#### [Problem description]
Before you finish, make sure every line below has been written out exactly.

╔══

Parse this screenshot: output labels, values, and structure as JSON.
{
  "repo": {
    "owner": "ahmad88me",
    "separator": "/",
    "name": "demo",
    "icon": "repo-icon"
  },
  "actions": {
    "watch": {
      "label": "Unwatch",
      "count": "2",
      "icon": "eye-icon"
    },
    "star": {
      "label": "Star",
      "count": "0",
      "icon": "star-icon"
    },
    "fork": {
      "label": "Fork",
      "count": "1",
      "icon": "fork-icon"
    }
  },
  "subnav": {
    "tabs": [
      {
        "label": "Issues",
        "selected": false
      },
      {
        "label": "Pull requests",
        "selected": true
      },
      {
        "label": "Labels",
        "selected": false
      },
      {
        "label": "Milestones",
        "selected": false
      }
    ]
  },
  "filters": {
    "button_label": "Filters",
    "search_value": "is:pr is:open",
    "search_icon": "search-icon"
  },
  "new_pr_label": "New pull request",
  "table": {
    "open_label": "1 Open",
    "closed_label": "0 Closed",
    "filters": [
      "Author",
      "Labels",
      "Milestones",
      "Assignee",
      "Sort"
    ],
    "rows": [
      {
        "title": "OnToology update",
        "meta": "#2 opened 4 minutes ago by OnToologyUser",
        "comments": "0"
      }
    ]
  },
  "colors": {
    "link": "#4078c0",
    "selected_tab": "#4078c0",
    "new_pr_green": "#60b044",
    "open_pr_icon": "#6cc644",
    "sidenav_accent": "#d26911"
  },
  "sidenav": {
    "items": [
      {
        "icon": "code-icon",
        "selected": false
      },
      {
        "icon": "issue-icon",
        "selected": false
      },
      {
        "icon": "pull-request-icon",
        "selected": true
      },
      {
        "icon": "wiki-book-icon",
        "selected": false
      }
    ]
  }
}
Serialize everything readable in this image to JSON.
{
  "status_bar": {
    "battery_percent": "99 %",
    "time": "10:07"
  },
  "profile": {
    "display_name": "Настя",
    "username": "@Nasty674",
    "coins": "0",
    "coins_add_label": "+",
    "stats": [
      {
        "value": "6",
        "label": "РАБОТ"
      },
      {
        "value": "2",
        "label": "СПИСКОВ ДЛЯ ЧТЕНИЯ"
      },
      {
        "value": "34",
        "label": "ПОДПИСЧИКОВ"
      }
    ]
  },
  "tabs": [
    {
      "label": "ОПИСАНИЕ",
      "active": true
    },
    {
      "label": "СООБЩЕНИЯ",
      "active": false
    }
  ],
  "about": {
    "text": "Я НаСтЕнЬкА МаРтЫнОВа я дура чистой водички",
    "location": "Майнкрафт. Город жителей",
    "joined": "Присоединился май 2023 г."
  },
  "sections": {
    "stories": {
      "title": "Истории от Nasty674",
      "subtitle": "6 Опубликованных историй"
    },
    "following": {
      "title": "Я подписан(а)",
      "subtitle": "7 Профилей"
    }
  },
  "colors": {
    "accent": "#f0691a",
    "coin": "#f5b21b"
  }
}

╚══

#### [Solution for this exercise]
Parse this screenshot: output labels, values, and structure as JSON.
{
  "repo": {
    "owner": "ahmad88me",
    "separator": "/",
    "name": "demo",
    "icon": "repo-icon"
  },
  "actions": {
    "watch": {
      "label": "Unwatch",
      "count": "2",
      "icon": "eye-icon"
    },
    "star": {
      "label": "Star",
      "count": "0",
      "icon": "star-icon"
    },
    "fork": {
      "label": "Fork",
      "count": "1",
      "icon": "fork-icon"
    }
  },
  "subnav": {
    "tabs": [
      {
        "label": "Issues",
        "selected": false
      },
      {
        "label": "Pull requests",
        "selected": true
      },
      {
        "label": "Labels",
        "selected": false
      },
      {
        "label": "Milestones",
        "selected": false
      }
    ]
  },
  "filters": {
    "button_label": "Filters",
    "search_value": "is:pr is:open",
    "search_icon": "search-icon"
  },
  "new_pr_label": "New pull request",
  "table": {
    "open_label": "1 Open",
    "closed_label": "0 Closed",
    "filters": [
      "Author",
      "Labels",
      "Milestones",
      "Assignee",
      "Sort"
    ],
    "rows": [
      {
        "title": "OnToology update",
        "meta": "#2 opened 4 minutes ago by OnToologyUser",
        "comments": "0"
      }
    ]
  },
  "colors": {
    "link": "#4078c0",
    "selected_tab": "#4078c0",
    "new_pr_green": "#60b044",
    "open_pr_icon": "#6cc644",
    "sidenav_accent": "#d26911"
  },
  "sidenav": {
    "items": [
      {
        "icon": "code-icon",
        "selected": false
      },
      {
        "icon": "issue-icon",
        "selected": false
      },
      {
        "icon": "pull-request-icon",
        "selected": true
      },
      {
        "icon": "wiki-book-icon",
        "selected": false
      }
    ]
  }
}
Serialize everything readable in this image to JSON.
{
  "status_bar": {
    "battery_percent": "99 %",
    "time": "10:07"
  },
  "profile": {
    "display_name": "Настя",
    "username": "@Nasty674",
    "coins": "0",
    "coins_add_label": "+",
    "stats": [
      {
        "value": "6",
        "label": "РАБОТ"
      },
      {
        "value": "2",
        "label": "СПИСКОВ ДЛЯ ЧТЕНИЯ"
      },
      {
        "value": "34",
        "label": "ПОДПИСЧИКОВ"
      }
    ]
  },
  "tabs": [
    {
      "label": "ОПИСАНИЕ",
      "active": true
    },
    {
      "label": "СООБЩЕНИЯ",
      "active": false
    }
  ],
  "about": {
    "text": "Я НаСтЕнЬкА МаРтЫнОВа я дура чистой водички",
    "location": "Майнкрафт. Город жителей",
    "joined": "Присоединился май 2023 г."
  },
  "sections": {
    "stories": {
      "title": "Истории от Nasty674",
      "subtitle": "6 Опубликованных историй"
    },
    "following": {
      "title": "Я подписан(а)",
      "subtitle": "7 Профилей"
    }
  },
  "colors": {
    "accent": "#f0691a",
    "coin": "#f5b21b"
  }
}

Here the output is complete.